Apparel retailer Roots Corp. downgraded its sales expectations for the current financial year as it grapples with a shortened holiday shopping period and other challenges.
“We’re uncertain how the consumer is going to respond to that shortened period,” said CEO Jim Gabel in a conference call with analysts Friday morning after the company released its third-quarter financial results.
This year, shoppers face a crunched gift-getting time frame with only a little over three weeks between Black Friday and Christmas Day. Last year, when American Thanksgiving fell a week earlier on Nov. 22, shoppers had more than four weeks to buy presents.
Roots noted its same-store sales, a key retail metric, is positive.
But Roots declined to provide a new sales guidance figure. The company previously anticipated sales for the year to total between $358 million and $375 million.
Also weighing on sales is the company’s ability to get the right products in the right place at the right time, said Gabel.
The company moved to a new distribution centre recently where it continues to face inefficiencies, he said, including delays in product flow to stores. Those delays are also driving up costs.
The expected slower sales were announced as the company reported its third-quarter earnings dipped from last year and came in below its target range.
Roots reported net income of $1.97 million, or five cents per share in the quarter ending Nov. 2, down from $2.8 million or seven cents per share for the same quarter last year. Analysts had expected earnings of $4.3 million, or eight cents per share, according to financial markets data firm Refinitiv.
The company’s third-quarter sales totalled $86.4 million compared to $87 million in the same quarter the previous year.
Corporate-owned stores and e-commerce sales grew 4.6 per cent from $70.7 million in the third quarter of 2018 to $73.9 million in the most recent quarter.

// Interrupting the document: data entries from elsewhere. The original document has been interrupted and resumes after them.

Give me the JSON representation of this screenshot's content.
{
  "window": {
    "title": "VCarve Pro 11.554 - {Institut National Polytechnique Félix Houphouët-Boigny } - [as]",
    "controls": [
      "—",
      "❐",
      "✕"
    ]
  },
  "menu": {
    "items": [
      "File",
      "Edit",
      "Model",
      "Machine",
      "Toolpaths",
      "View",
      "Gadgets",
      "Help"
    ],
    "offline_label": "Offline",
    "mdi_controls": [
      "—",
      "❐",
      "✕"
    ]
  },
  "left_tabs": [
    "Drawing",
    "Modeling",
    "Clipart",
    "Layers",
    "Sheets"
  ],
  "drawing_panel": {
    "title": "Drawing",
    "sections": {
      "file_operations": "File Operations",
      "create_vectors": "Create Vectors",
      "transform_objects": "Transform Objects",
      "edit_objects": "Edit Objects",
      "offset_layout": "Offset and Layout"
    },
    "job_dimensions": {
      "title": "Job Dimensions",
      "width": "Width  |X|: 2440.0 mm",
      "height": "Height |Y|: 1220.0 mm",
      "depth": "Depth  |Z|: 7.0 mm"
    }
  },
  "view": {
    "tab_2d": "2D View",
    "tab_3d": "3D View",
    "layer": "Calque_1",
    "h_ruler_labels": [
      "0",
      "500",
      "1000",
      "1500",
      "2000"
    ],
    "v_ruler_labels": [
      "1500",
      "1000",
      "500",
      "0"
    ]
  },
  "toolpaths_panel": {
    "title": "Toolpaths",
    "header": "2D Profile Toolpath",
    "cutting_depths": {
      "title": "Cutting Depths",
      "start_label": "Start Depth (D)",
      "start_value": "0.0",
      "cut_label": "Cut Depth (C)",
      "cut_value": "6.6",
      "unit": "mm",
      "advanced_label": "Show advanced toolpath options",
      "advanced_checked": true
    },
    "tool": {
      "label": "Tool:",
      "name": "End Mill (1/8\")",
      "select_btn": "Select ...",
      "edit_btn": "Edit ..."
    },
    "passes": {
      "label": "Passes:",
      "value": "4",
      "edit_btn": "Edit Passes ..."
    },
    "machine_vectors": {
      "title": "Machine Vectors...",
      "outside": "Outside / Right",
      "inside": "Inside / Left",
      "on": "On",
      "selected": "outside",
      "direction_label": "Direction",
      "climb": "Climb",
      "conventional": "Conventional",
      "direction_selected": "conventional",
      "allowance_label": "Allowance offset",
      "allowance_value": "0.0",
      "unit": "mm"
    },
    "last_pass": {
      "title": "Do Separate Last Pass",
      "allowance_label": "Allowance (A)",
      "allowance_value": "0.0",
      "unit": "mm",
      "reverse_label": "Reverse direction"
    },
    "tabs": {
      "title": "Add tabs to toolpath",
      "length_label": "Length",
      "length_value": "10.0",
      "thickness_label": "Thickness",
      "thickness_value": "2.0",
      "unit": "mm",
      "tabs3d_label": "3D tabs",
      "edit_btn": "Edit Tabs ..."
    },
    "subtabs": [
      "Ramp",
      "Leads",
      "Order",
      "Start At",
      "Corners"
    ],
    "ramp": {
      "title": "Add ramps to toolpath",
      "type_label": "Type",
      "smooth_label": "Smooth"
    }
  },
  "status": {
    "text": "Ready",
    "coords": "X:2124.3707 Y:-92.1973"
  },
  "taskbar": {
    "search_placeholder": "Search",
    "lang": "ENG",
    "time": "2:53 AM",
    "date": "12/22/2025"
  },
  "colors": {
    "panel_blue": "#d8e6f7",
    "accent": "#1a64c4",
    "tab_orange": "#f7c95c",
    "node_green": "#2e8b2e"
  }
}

‘Headwinds’ in Asia, disappointment in U.S.
In the U.S., where the company had seven corporate-owned stores by the end of the quarter, Roots says its new stores are performing well below expectations.
The company is encouraged by its American e-commerce business, and its two legacy stores remain very profitable, said Gabel.
However, the company’s new stores have yet to build a community following, like the brand enjoys in Canada, he said.
Growth in sales at corporate-owned stores was offset by a $3.8 million or 23.5 per cent fall in partner and other sales, which totalled $12.4 million down from $16.3 million. That drop came from some deliveries to a partner in Asia made a quarter earlier than initially planned, as well as macroeconomic and geopolitical headwinds in Asian markets.
That shortfall is expected to persist in the fourth quarter, said Gabel.
“The macroeconomic headwinds that we face in those markets, I think, are well-known,” said Gabel, citing an upcoming election in Taiwan and ongoing unrest in Hong Kong.
The company ended the quarter with 114 partner-operated stores in Taiwan, 35 in China and one in Hong Kong.
Same-store sales grew three per cent in the quarter.
The company also announced the immediate resignation of the company’s chief merchant, Nancy Lepler, for personal reasons. Roots will launch an immediate search for a replacement, the company said.